Nikki Doria: Post-Gazette Female Athlete of the Year
Senior, South Park
June 28, 2009 4:00 AM
South Park's Nikki Doria
South Park's Nikki Doria
By Mike White Pittsburgh Post-Gazette
Ron Doria remembers watching his daughter play softball when she was 5 years old, and noticing Nikki Doria wasn't like any other girl on her team -- or opposing teams.
"I remember how she would just dive on the field all the time for groundballs," Ron Doria said. "Kids at that age never do that, especially girls. She was just different."
Nikki Doria is now 18 and the "different" tag still fits. Only now, she's unlike any other girl athlete in the WPIAL. She's the best.
Doria, who graduated this month from South Park High School, is the Post-Gazette Female Athlete of the Year for the 2008-09 school year. The award takes into consideration athletes in the WPIAL and City League.
This is the 30th anniversary of the PG's first athlete of the year. Among the former winners are an Olympics gold medalist (Suzie McConnell), a silver medalist (Lauryn Williams), WNBA players (McConnell, Swin Cash and Edna Campbell) and NCAA champions (Christa Harmotto and Carole Zajac).
No one is predicting Olympics or professional sports for Doria, but not many among the former athlete of the year winners can match Doria's individual and team success in three different sports over a four-year period.
Doria was a starter since her freshman year in soccer, basketball and softball. She finished with 12 varsity letters, excelled individually in all three sports and had a tremendous senior year in all three.
This school year, Doria, who is 5 feet 5, was the leading scorer (30 goals) on a WPIAL championship soccer team, scored the only goal in the title game and was selected to the 10-player Post-Gazette All-Area team.
She was the leading scorer (16 points per game) on the South Park girls' basketball team that made it to the WPIAL Class AAA semifinals and was an all-section pick. She also was an all-section second baseman in softball.
While she shined individually, the other impressive part of Doria's high school resume was wins. How many athletes played in 200 victories during their high school careers? During Doria's four years as a starter, South Park's soccer, basketball and softball teams had a combined record of 203-83-5.
"Wow. No one has ever told me that," Doria said of her 203 wins. "I guess that means I had a lot of good teammates."
That's the humble side of Doria. True, she had some talented teammates, but she was one of the main reasons for all the victories. You'll have a hard time coming up with many athletes in the history of the WPIAL who had this triple play: Three WPIAL championship games in three different sports in the same school year. That was part of Doria's junior year.
"You know what's funny?" Doria said. "I remember going into my freshman year and saying to myself, 'I want to win a WPIAL medal in every sport.' That was like my goal. I really never thought it would happen. It's kind of amazing."

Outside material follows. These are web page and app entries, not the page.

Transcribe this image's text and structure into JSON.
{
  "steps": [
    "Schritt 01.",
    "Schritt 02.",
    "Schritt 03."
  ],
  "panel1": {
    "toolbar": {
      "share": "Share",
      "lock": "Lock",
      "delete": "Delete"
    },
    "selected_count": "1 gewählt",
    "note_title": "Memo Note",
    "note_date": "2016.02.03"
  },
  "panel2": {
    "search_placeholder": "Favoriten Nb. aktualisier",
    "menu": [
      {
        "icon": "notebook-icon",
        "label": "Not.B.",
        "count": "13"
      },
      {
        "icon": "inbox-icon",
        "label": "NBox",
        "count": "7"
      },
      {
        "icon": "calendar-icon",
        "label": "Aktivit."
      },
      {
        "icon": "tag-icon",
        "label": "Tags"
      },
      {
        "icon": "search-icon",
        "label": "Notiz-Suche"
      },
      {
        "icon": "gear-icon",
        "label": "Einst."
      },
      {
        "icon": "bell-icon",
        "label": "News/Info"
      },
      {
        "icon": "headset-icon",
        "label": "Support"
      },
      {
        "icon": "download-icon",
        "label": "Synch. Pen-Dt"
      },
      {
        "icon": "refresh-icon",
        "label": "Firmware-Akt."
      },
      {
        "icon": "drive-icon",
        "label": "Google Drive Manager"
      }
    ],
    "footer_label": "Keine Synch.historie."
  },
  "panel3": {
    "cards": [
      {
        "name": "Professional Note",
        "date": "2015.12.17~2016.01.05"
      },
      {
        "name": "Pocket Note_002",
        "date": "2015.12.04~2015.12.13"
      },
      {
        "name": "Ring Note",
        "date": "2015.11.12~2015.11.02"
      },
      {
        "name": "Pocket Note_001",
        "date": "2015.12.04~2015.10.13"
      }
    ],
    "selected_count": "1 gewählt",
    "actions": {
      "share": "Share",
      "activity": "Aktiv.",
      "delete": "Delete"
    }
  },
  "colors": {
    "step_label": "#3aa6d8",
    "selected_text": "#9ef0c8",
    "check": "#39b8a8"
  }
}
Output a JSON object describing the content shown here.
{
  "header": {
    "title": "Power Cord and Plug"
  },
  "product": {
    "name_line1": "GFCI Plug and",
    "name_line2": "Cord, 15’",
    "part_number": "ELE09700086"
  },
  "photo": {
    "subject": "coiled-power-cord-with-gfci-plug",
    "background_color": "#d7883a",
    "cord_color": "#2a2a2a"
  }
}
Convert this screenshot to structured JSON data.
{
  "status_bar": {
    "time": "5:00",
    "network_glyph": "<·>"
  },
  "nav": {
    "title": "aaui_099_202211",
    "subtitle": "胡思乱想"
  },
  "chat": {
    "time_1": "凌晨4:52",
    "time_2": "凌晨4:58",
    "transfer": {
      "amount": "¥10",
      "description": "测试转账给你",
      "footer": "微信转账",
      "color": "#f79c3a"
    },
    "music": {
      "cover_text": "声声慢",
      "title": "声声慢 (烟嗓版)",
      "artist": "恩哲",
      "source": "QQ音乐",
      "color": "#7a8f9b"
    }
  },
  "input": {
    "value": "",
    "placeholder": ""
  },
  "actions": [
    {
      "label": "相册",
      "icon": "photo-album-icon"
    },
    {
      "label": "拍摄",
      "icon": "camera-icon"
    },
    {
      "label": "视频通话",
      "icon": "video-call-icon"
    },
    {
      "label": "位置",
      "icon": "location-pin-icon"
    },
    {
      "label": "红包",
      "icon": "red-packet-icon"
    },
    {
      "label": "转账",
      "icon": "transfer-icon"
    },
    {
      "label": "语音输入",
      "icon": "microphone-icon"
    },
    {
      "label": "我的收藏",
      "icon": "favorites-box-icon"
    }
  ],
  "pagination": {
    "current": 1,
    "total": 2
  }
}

In her career, Doria played in five WPIAL championship games -- three in soccer, one in basketball and one in softball. She was 4-1 in those title games, losing only in softball. She finished her soccer career with 102 goals and she finished her basketball career with 1,463 points.
"The main thing I remember about her is just how tough she was," said South Park girls' basketball coach Reggie Wells.

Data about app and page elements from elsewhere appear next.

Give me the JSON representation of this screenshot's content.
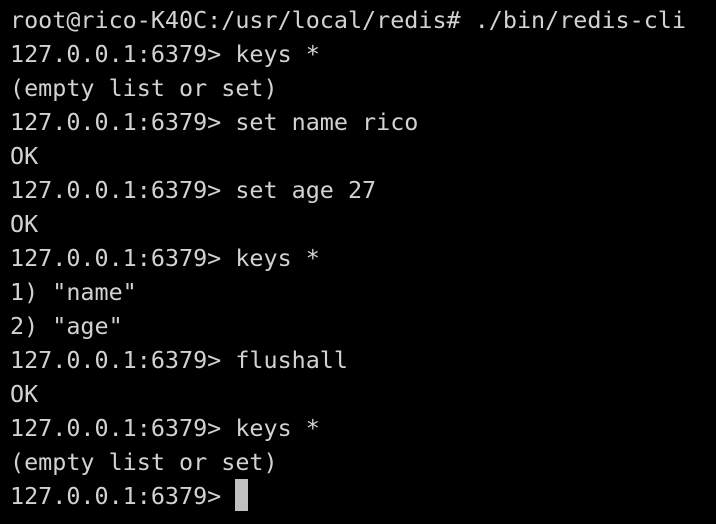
{
  "terminal": {
    "lines": [
      "root@rico-K40C:/usr/local/redis# ./bin/redis-cli",
      "127.0.0.1:6379> keys *",
      "(empty list or set)",
      "127.0.0.1:6379> set name rico",
      "OK",
      "127.0.0.1:6379> set age 27",
      "OK",
      "127.0.0.1:6379> keys *",
      "1) \"name\"",
      "2) \"age\"",
      "127.0.0.1:6379> flushall",
      "OK",
      "127.0.0.1:6379> keys *",
      "(empty list or set)"
    ],
    "prompt": "127.0.0.1:6379>"
  }
}
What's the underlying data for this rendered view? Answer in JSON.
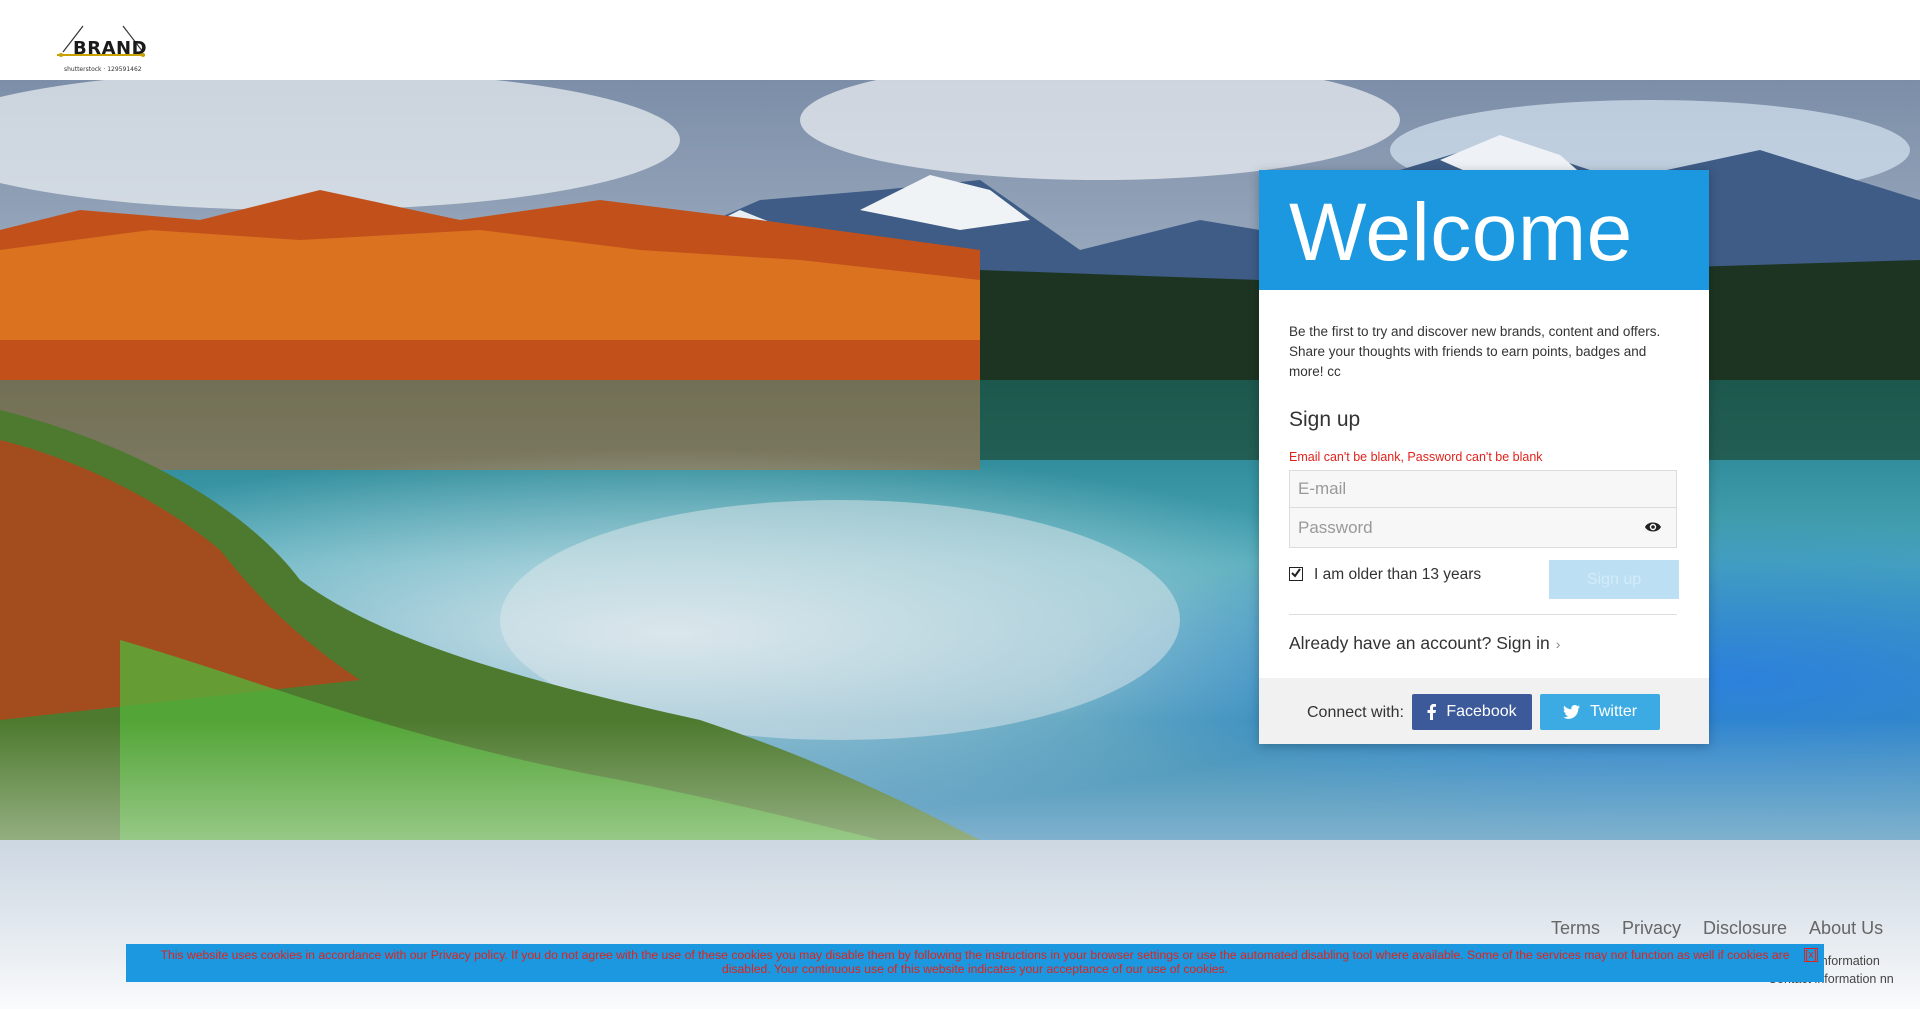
{
  "header": {
    "logo_text": "BRAND",
    "logo_caption": "shutterstock · 129591462"
  },
  "card": {
    "title": "Welcome",
    "intro": "Be the first to try and discover new brands, content and offers. Share your thoughts with friends to earn points, badges and more! cc",
    "signup_heading": "Sign up",
    "error": "Email can't be blank, Password can't be blank",
    "email_placeholder": "E-mail",
    "password_placeholder": "Password",
    "age_label": "I am older than 13 years",
    "age_checked": true,
    "signup_button": "Sign up",
    "signin_link": "Already have an account? Sign in",
    "connect_label": "Connect with:",
    "facebook_label": "Facebook",
    "twitter_label": "Twitter"
  },
  "footer": {
    "links": [
      "Terms",
      "Privacy",
      "Disclosure",
      "About Us"
    ],
    "contact_line1": "information",
    "contact_line2": "Contact information nn"
  },
  "cookie_bar": {
    "text": "This website uses cookies in accordance with our Privacy policy. If you do not agree with the use of these cookies you may disable them by following the instructions in your browser settings or use the automated disabling tool where available. Some of the services may not function as well if cookies are disabled. Your continuous use of this website indicates your acceptance of our use of cookies.",
    "close_label": "[x]"
  },
  "colors": {
    "brand_blue": "#1b98df",
    "error_red": "#e0231c",
    "facebook": "#3c5a9a",
    "twitter": "#3cabe4"
  }
}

Wells' most unforgettable Doria story comes from her freshman year in a basketball game against Bishop Canevin. It was a big game, but Doria was sick with the flu. She insisted on playing, despite getting sick in the locker room at halftime. Then she got sick two more times in the second half, only to return to the game.
"Yeah, I remember the game," Doria said. "I remember there was a door at the end of the gym that went right outside. I could just run through it, throw up and come back. I was alright to still play. You get that really high adrenaline rush when you start playing and you don't feel sick any more."

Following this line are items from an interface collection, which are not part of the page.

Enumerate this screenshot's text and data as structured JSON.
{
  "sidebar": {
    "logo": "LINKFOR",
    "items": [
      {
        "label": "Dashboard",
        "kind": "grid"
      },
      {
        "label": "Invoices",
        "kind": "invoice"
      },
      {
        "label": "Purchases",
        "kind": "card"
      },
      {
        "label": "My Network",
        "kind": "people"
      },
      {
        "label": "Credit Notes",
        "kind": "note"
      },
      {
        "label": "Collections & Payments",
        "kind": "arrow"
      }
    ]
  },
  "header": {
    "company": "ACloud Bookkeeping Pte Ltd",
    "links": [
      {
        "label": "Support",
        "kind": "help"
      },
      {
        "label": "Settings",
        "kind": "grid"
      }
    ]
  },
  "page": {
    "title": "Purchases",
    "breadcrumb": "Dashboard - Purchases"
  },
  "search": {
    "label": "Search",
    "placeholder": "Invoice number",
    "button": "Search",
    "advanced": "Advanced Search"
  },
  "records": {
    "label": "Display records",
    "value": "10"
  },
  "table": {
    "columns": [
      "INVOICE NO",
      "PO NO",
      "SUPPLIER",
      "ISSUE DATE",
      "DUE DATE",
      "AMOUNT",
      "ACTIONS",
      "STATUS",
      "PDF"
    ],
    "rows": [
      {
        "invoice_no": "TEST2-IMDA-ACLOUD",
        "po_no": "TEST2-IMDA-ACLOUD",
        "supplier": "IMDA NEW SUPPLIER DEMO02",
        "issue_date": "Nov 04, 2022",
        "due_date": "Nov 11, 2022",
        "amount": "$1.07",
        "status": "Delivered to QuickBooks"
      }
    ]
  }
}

Doria remembers the game for another reason.
"I remember we lost by a point," she said. "But I wanted to play and I just wanted to win. You put so much time into practicing that you really get mad when you can't play."
Wells said, "I don't think people realized how tough she was. She had this certain type of poise, just a real quiet confidence. She was a leader without hooting and hollering and I think the other kids fed off it. I think it was like that in every sport she played. It was one of those intangibles you can't coach."
Ask Doria who has been the most influential person in her athletic career and she doesn't hesitate to say her father. He was the one who would rebound for her when she shot basketball in the driveway at the family home. He was the one who would play her one-on-one in basketball. He was the one who would catch softball with her, throw batting practice to her, take her to the batting cages.
Nikki Doria is the youngest child of Ron and Lynn Doria. Nikki's older brother, Ronnie, played football and basketball and ran track at South Park.
Doria also was popular off the field and was voted homecoming queen in the fall. She graduated with a grade-point average above 3.0. She will play soccer next season at California University of Pennsylvania, an NCAA Division II school. She plans to major in nursing.
"High school has been really fun," Doria said. "I don't think it could've been any better."